[HOW TO COMPLETE THIS TASK]:
From the first line to the last, repeat the data below exactly.

Dataset entries:
⟨

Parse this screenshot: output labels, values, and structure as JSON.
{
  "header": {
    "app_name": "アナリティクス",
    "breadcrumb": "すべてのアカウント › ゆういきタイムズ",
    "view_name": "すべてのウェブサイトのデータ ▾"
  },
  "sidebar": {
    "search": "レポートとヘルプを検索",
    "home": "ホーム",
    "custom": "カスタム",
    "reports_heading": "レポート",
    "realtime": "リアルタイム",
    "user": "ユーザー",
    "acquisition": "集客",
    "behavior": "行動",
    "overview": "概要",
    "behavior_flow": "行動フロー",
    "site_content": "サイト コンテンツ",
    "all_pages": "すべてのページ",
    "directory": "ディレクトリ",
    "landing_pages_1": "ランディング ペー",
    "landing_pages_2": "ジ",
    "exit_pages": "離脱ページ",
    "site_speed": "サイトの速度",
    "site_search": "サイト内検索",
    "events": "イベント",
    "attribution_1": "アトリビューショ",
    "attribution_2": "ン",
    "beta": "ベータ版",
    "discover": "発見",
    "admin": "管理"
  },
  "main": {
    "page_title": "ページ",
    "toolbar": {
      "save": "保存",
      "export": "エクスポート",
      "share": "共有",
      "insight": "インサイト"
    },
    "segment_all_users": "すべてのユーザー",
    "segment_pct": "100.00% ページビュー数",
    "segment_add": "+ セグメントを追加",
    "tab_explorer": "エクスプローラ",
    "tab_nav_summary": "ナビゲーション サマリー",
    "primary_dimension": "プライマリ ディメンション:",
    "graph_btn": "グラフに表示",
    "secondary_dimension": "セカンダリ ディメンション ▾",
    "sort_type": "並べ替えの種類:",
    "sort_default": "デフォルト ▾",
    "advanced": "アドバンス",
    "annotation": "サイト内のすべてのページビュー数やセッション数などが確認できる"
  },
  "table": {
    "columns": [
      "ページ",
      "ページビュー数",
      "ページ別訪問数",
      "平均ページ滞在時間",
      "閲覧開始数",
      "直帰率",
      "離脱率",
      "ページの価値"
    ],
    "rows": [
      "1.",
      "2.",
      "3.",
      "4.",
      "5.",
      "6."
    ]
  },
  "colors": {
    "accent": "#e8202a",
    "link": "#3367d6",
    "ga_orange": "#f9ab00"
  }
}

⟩

[ANSWER SPACE]:
Parse this screenshot: output labels, values, and structure as JSON.
{
  "header": {
    "app_name": "アナリティクス",
    "breadcrumb": "すべてのアカウント › ゆういきタイムズ",
    "view_name": "すべてのウェブサイトのデータ ▾"
  },
  "sidebar": {
    "search": "レポートとヘルプを検索",
    "home": "ホーム",
    "custom": "カスタム",
    "reports_heading": "レポート",
    "realtime": "リアルタイム",
    "user": "ユーザー",
    "acquisition": "集客",
    "behavior": "行動",
    "overview": "概要",
    "behavior_flow": "行動フロー",
    "site_content": "サイト コンテンツ",
    "all_pages": "すべてのページ",
    "directory": "ディレクトリ",
    "landing_pages_1": "ランディング ペー",
    "landing_pages_2": "ジ",
    "exit_pages": "離脱ページ",
    "site_speed": "サイトの速度",
    "site_search": "サイト内検索",
    "events": "イベント",
    "attribution_1": "アトリビューショ",
    "attribution_2": "ン",
    "beta": "ベータ版",
    "discover": "発見",
    "admin": "管理"
  },
  "main": {
    "page_title": "ページ",
    "toolbar": {
      "save": "保存",
      "export": "エクスポート",
      "share": "共有",
      "insight": "インサイト"
    },
    "segment_all_users": "すべてのユーザー",
    "segment_pct": "100.00% ページビュー数",
    "segment_add": "+ セグメントを追加",
    "tab_explorer": "エクスプローラ",
    "tab_nav_summary": "ナビゲーション サマリー",
    "primary_dimension": "プライマリ ディメンション:",
    "graph_btn": "グラフに表示",
    "secondary_dimension": "セカンダリ ディメンション ▾",
    "sort_type": "並べ替えの種類:",
    "sort_default": "デフォルト ▾",
    "advanced": "アドバンス",
    "annotation": "サイト内のすべてのページビュー数やセッション数などが確認できる"
  },
  "table": {
    "columns": [
      "ページ",
      "ページビュー数",
      "ページ別訪問数",
      "平均ページ滞在時間",
      "閲覧開始数",
      "直帰率",
      "離脱率",
      "ページの価値"
    ],
    "rows": [
      "1.",
      "2.",
      "3.",
      "4.",
      "5.",
      "6."
    ]
  },
  "colors": {
    "accent": "#e8202a",
    "link": "#3367d6",
    "ga_orange": "#f9ab00"
  }
}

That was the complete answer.